STORED DATA section start

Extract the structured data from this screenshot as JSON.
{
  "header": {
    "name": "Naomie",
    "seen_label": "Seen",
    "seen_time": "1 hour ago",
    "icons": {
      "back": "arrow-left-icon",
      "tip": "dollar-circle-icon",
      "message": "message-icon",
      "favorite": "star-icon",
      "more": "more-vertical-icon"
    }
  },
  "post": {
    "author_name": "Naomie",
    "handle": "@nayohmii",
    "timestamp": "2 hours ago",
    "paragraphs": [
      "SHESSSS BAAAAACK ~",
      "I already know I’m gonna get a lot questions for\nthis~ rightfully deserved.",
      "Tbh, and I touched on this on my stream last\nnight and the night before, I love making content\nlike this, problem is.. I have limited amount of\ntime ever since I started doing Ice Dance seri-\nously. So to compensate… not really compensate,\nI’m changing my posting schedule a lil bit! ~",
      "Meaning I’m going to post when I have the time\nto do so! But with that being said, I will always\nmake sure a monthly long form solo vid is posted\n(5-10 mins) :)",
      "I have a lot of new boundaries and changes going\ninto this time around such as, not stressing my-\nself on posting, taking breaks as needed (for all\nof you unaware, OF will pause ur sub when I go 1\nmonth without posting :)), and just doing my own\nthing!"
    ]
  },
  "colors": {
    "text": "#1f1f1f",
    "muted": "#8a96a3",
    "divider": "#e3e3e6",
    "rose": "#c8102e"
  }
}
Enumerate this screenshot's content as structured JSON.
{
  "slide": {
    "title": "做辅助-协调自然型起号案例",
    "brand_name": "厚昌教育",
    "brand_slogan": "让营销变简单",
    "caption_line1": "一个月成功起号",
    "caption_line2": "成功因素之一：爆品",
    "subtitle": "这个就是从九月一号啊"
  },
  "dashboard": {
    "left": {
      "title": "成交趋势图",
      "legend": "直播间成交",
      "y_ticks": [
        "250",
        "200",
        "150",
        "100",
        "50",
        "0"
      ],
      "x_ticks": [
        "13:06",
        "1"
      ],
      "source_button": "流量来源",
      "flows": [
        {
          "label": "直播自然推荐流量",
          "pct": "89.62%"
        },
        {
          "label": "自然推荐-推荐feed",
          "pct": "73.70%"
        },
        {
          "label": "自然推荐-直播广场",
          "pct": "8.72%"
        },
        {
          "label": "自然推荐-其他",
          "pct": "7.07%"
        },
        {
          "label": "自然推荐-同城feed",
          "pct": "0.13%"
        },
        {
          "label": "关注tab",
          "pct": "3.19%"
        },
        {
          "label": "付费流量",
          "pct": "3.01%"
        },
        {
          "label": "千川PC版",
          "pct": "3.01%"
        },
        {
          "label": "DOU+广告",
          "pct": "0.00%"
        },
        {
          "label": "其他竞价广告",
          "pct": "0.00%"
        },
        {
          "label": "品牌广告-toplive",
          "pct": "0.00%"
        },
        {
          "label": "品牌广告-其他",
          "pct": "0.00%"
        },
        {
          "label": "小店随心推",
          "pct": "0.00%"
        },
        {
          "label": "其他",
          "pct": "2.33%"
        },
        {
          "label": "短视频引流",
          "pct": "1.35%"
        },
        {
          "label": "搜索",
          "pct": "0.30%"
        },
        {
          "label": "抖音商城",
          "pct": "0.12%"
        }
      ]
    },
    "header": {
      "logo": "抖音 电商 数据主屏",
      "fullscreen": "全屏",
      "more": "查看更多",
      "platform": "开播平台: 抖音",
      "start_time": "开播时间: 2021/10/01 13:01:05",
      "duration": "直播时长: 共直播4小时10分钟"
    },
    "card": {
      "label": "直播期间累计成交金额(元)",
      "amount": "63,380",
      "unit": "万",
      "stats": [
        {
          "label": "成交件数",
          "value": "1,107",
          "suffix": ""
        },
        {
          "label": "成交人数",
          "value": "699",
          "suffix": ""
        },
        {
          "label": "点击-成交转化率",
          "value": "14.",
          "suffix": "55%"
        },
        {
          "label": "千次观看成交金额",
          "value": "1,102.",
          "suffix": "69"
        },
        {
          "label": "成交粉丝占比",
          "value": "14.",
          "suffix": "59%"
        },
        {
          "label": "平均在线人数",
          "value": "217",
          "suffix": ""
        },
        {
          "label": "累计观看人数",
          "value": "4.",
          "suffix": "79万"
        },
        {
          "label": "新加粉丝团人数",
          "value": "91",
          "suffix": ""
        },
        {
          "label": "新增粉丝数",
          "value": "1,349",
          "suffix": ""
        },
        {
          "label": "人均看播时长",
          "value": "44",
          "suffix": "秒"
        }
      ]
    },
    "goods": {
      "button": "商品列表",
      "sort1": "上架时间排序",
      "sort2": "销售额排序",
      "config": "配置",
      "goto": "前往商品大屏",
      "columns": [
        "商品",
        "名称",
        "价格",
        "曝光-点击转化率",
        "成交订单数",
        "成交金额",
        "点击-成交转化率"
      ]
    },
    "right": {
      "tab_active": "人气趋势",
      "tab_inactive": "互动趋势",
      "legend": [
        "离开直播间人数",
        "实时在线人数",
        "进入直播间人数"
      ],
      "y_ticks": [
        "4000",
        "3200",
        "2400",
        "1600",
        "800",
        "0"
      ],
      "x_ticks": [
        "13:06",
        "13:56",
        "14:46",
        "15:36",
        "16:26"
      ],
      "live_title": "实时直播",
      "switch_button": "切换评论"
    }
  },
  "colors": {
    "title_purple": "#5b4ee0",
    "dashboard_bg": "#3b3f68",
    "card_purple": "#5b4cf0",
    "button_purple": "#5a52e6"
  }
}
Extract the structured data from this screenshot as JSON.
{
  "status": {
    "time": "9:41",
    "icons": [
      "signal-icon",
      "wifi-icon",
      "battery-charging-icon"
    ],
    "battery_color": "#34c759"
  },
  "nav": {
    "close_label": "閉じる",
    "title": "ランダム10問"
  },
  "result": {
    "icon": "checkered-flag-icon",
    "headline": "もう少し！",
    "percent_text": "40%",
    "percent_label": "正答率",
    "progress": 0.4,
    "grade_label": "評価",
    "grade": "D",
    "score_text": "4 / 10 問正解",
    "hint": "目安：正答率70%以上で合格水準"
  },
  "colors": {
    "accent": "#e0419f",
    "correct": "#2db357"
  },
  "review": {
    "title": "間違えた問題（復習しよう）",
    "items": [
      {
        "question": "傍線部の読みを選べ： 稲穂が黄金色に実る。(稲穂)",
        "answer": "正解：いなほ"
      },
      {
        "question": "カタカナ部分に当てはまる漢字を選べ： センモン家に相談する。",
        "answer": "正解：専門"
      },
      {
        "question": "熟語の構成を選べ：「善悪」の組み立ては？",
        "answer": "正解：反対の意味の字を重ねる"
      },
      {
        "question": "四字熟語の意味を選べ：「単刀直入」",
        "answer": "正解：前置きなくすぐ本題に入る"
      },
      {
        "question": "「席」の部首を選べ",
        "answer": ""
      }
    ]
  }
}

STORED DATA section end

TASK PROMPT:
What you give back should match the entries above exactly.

REPLY:
Extract the structured data from this screenshot as JSON.
{
  "header": {
    "name": "Naomie",
    "seen_label": "Seen",
    "seen_time": "1 hour ago",
    "icons": {
      "back": "arrow-left-icon",
      "tip": "dollar-circle-icon",
      "message": "message-icon",
      "favorite": "star-icon",
      "more": "more-vertical-icon"
    }
  },
  "post": {
    "author_name": "Naomie",
    "handle": "@nayohmii",
    "timestamp": "2 hours ago",
    "paragraphs": [
      "SHESSSS BAAAAACK ~",
      "I already know I’m gonna get a lot questions for\nthis~ rightfully deserved.",
      "Tbh, and I touched on this on my stream last\nnight and the night before, I love making content\nlike this, problem is.. I have limited amount of\ntime ever since I started doing Ice Dance seri-\nously. So to compensate… not really compensate,\nI’m changing my posting schedule a lil bit! ~",
      "Meaning I’m going to post when I have the time\nto do so! But with that being said, I will always\nmake sure a monthly long form solo vid is posted\n(5-10 mins) :)",
      "I have a lot of new boundaries and changes going\ninto this time around such as, not stressing my-\nself on posting, taking breaks as needed (for all\nof you unaware, OF will pause ur sub when I go 1\nmonth without posting :)), and just doing my own\nthing!"
    ]
  },
  "colors": {
    "text": "#1f1f1f",
    "muted": "#8a96a3",
    "divider": "#e3e3e6",
    "rose": "#c8102e"
  }
}
Enumerate this screenshot's content as structured JSON.
{
  "slide": {
    "title": "做辅助-协调自然型起号案例",
    "brand_name": "厚昌教育",
    "brand_slogan": "让营销变简单",
    "caption_line1": "一个月成功起号",
    "caption_line2": "成功因素之一：爆品",
    "subtitle": "这个就是从九月一号啊"
  },
  "dashboard": {
    "left": {
      "title": "成交趋势图",
      "legend": "直播间成交",
      "y_ticks": [
        "250",
        "200",
        "150",
        "100",
        "50",
        "0"
      ],
      "x_ticks": [
        "13:06",
        "1"
      ],
      "source_button": "流量来源",
      "flows": [
        {
          "label": "直播自然推荐流量",
          "pct": "89.62%"
        },
        {
          "label": "自然推荐-推荐feed",
          "pct": "73.70%"
        },
        {
          "label": "自然推荐-直播广场",
          "pct": "8.72%"
        },
        {
          "label": "自然推荐-其他",
          "pct": "7.07%"
        },
        {
          "label": "自然推荐-同城feed",
          "pct": "0.13%"
        },
        {
          "label": "关注tab",
          "pct": "3.19%"
        },
        {
          "label": "付费流量",
          "pct": "3.01%"
        },
        {
          "label": "千川PC版",
          "pct": "3.01%"
        },
        {
          "label": "DOU+广告",
          "pct": "0.00%"
        },
        {
          "label": "其他竞价广告",
          "pct": "0.00%"
        },
        {
          "label": "品牌广告-toplive",
          "pct": "0.00%"
        },
        {
          "label": "品牌广告-其他",
          "pct": "0.00%"
        },
        {
          "label": "小店随心推",
          "pct": "0.00%"
        },
        {
          "label": "其他",
          "pct": "2.33%"
        },
        {
          "label": "短视频引流",
          "pct": "1.35%"
        },
        {
          "label": "搜索",
          "pct": "0.30%"
        },
        {
          "label": "抖音商城",
          "pct": "0.12%"
        }
      ]
    },
    "header": {
      "logo": "抖音 电商 数据主屏",
      "fullscreen": "全屏",
      "more": "查看更多",
      "platform": "开播平台: 抖音",
      "start_time": "开播时间: 2021/10/01 13:01:05",
      "duration": "直播时长: 共直播4小时10分钟"
    },
    "card": {
      "label": "直播期间累计成交金额(元)",
      "amount": "63,380",
      "unit": "万",
      "stats": [
        {
          "label": "成交件数",
          "value": "1,107",
          "suffix": ""
        },
        {
          "label": "成交人数",
          "value": "699",
          "suffix": ""
        },
        {
          "label": "点击-成交转化率",
          "value": "14.",
          "suffix": "55%"
        },
        {
          "label": "千次观看成交金额",
          "value": "1,102.",
          "suffix": "69"
        },
        {
          "label": "成交粉丝占比",
          "value": "14.",
          "suffix": "59%"
        },
        {
          "label": "平均在线人数",
          "value": "217",
          "suffix": ""
        },
        {
          "label": "累计观看人数",
          "value": "4.",
          "suffix": "79万"
        },
        {
          "label": "新加粉丝团人数",
          "value": "91",
          "suffix": ""
        },
        {
          "label": "新增粉丝数",
          "value": "1,349",
          "suffix": ""
        },
        {
          "label": "人均看播时长",
          "value": "44",
          "suffix": "秒"
        }
      ]
    },
    "goods": {
      "button": "商品列表",
      "sort1": "上架时间排序",
      "sort2": "销售额排序",
      "config": "配置",
      "goto": "前往商品大屏",
      "columns": [
        "商品",
        "名称",
        "价格",
        "曝光-点击转化率",
        "成交订单数",
        "成交金额",
        "点击-成交转化率"
      ]
    },
    "right": {
      "tab_active": "人气趋势",
      "tab_inactive": "互动趋势",
      "legend": [
        "离开直播间人数",
        "实时在线人数",
        "进入直播间人数"
      ],
      "y_ticks": [
        "4000",
        "3200",
        "2400",
        "1600",
        "800",
        "0"
      ],
      "x_ticks": [
        "13:06",
        "13:56",
        "14:46",
        "15:36",
        "16:26"
      ],
      "live_title": "实时直播",
      "switch_button": "切换评论"
    }
  },
  "colors": {
    "title_purple": "#5b4ee0",
    "dashboard_bg": "#3b3f68",
    "card_purple": "#5b4cf0",
    "button_purple": "#5a52e6"
  }
}
Extract the structured data from this screenshot as JSON.
{
  "status": {
    "time": "9:41",
    "icons": [
      "signal-icon",
      "wifi-icon",
      "battery-charging-icon"
    ],
    "battery_color": "#34c759"
  },
  "nav": {
    "close_label": "閉じる",
    "title": "ランダム10問"
  },
  "result": {
    "icon": "checkered-flag-icon",
    "headline": "もう少し！",
    "percent_text": "40%",
    "percent_label": "正答率",
    "progress": 0.4,
    "grade_label": "評価",
    "grade": "D",
    "score_text": "4 / 10 問正解",
    "hint": "目安：正答率70%以上で合格水準"
  },
  "colors": {
    "accent": "#e0419f",
    "correct": "#2db357"
  },
  "review": {
    "title": "間違えた問題（復習しよう）",
    "items": [
      {
        "question": "傍線部の読みを選べ： 稲穂が黄金色に実る。(稲穂)",
        "answer": "正解：いなほ"
      },
      {
        "question": "カタカナ部分に当てはまる漢字を選べ： センモン家に相談する。",
        "answer": "正解：専門"
      },
      {
        "question": "熟語の構成を選べ：「善悪」の組み立ては？",
        "answer": "正解：反対の意味の字を重ねる"
      },
      {
        "question": "四字熟語の意味を選べ：「単刀直入」",
        "answer": "正解：前置きなくすぐ本題に入る"
      },
      {
        "question": "「席」の部首を選べ",
        "answer": ""
      }
    ]
  }
}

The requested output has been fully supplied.